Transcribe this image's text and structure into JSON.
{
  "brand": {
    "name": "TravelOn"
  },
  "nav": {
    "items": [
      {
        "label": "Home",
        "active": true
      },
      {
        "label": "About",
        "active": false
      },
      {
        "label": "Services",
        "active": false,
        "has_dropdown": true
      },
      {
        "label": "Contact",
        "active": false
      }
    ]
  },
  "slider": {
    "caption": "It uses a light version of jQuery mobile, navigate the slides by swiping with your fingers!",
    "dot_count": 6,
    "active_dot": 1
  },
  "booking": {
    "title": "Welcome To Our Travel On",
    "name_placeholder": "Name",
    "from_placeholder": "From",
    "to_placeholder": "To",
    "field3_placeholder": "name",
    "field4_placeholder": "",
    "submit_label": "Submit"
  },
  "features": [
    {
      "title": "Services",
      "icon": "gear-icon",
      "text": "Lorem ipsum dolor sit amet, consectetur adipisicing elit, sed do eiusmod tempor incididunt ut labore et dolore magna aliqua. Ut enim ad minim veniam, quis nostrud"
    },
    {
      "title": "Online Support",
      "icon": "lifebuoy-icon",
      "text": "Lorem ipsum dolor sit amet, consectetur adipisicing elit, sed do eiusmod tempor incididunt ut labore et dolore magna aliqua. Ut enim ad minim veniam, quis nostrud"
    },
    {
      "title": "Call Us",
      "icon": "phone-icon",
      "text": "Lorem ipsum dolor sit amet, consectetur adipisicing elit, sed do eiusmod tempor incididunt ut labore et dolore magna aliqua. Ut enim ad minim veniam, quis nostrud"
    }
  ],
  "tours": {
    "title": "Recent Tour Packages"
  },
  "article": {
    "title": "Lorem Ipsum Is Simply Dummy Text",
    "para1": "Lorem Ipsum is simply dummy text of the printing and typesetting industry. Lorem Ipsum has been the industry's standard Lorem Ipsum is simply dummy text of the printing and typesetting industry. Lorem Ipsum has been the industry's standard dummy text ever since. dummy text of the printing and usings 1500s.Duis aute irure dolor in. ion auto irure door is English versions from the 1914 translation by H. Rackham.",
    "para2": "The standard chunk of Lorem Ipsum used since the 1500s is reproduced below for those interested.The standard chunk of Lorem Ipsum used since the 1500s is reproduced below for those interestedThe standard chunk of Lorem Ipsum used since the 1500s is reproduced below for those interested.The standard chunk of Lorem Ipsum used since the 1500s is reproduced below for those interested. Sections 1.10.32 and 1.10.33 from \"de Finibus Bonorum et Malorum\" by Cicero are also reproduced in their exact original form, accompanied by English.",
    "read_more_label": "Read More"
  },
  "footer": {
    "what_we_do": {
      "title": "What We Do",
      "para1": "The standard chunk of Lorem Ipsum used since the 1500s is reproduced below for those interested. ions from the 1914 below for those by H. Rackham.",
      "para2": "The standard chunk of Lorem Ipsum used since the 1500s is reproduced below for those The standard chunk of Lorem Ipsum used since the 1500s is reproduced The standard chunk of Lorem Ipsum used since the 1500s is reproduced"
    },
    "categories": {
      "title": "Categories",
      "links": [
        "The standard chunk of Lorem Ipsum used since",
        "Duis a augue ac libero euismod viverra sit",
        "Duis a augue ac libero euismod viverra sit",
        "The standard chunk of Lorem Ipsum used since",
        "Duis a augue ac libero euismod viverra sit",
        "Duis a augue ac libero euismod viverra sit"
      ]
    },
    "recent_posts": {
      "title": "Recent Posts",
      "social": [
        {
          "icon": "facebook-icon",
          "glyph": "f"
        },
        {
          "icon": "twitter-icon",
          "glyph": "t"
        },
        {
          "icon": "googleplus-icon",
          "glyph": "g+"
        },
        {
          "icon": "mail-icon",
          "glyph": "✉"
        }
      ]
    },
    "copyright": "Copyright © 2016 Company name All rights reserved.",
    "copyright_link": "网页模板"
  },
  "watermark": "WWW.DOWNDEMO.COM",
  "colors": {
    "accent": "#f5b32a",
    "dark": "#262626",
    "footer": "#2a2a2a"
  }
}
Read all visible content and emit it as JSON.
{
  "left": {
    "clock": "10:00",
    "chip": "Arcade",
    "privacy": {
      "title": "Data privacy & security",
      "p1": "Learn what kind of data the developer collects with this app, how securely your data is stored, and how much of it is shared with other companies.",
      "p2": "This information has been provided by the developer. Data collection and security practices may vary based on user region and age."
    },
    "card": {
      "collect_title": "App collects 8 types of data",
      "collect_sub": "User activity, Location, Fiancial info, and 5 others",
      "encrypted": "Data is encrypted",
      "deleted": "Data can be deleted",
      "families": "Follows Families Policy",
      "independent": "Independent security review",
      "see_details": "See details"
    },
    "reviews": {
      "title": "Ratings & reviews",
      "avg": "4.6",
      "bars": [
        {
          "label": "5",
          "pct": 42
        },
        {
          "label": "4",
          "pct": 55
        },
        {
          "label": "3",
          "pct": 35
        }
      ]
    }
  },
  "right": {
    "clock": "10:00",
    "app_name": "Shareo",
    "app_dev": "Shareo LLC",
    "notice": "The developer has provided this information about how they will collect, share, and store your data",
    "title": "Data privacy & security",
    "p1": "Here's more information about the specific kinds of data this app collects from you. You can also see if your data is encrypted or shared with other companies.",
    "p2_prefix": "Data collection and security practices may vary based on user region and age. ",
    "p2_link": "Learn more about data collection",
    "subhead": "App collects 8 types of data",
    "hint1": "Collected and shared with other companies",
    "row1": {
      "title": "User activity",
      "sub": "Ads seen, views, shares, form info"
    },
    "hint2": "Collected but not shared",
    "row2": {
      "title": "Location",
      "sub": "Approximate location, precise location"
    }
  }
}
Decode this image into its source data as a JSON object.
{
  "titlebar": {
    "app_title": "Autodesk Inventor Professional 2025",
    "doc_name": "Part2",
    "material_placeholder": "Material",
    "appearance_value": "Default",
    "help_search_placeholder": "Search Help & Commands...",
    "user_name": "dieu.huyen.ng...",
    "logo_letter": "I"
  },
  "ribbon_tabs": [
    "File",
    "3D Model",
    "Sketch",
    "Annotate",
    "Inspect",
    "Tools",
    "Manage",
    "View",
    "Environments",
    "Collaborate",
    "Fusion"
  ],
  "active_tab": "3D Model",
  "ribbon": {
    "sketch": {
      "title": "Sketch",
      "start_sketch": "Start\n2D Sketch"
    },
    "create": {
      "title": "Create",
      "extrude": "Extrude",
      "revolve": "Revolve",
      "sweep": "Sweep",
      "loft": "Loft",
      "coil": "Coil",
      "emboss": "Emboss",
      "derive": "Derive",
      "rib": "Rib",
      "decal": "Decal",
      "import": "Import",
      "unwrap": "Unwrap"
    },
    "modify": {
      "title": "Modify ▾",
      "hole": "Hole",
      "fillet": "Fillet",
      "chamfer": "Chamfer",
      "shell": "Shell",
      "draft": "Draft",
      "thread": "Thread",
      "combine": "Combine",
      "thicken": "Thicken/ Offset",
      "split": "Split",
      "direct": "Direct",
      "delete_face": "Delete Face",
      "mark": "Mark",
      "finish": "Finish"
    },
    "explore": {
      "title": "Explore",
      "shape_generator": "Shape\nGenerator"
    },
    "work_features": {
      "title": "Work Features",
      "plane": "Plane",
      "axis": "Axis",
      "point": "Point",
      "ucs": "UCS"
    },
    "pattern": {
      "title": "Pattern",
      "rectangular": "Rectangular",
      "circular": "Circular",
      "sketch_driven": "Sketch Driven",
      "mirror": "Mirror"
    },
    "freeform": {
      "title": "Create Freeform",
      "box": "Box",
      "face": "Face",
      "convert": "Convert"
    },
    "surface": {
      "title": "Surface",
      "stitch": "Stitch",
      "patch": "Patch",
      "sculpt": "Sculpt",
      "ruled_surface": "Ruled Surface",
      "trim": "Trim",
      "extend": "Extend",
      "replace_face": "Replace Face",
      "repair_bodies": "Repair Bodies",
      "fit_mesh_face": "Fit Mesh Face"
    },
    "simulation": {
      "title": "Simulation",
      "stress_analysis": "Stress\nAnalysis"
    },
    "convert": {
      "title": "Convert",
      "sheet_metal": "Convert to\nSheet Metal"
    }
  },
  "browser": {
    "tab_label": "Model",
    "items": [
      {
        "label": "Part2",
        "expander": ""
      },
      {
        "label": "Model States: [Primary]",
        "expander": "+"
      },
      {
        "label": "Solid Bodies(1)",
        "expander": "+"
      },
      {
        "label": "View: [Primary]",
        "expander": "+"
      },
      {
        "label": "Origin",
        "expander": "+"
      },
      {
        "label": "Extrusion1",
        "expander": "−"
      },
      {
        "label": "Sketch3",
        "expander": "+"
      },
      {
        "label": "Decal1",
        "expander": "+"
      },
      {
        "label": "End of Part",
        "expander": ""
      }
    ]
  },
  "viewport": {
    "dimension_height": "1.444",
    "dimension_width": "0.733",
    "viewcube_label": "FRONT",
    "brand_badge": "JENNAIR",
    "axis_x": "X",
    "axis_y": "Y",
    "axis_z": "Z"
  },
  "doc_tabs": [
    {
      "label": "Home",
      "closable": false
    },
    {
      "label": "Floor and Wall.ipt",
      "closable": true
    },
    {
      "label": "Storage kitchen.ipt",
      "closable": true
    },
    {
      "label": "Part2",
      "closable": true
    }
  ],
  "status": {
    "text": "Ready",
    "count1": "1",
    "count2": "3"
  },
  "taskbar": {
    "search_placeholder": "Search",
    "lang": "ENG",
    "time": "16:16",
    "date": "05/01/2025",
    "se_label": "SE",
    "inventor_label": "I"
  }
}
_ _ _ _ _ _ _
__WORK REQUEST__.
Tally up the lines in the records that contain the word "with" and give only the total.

__TASK SOLUTION__.
4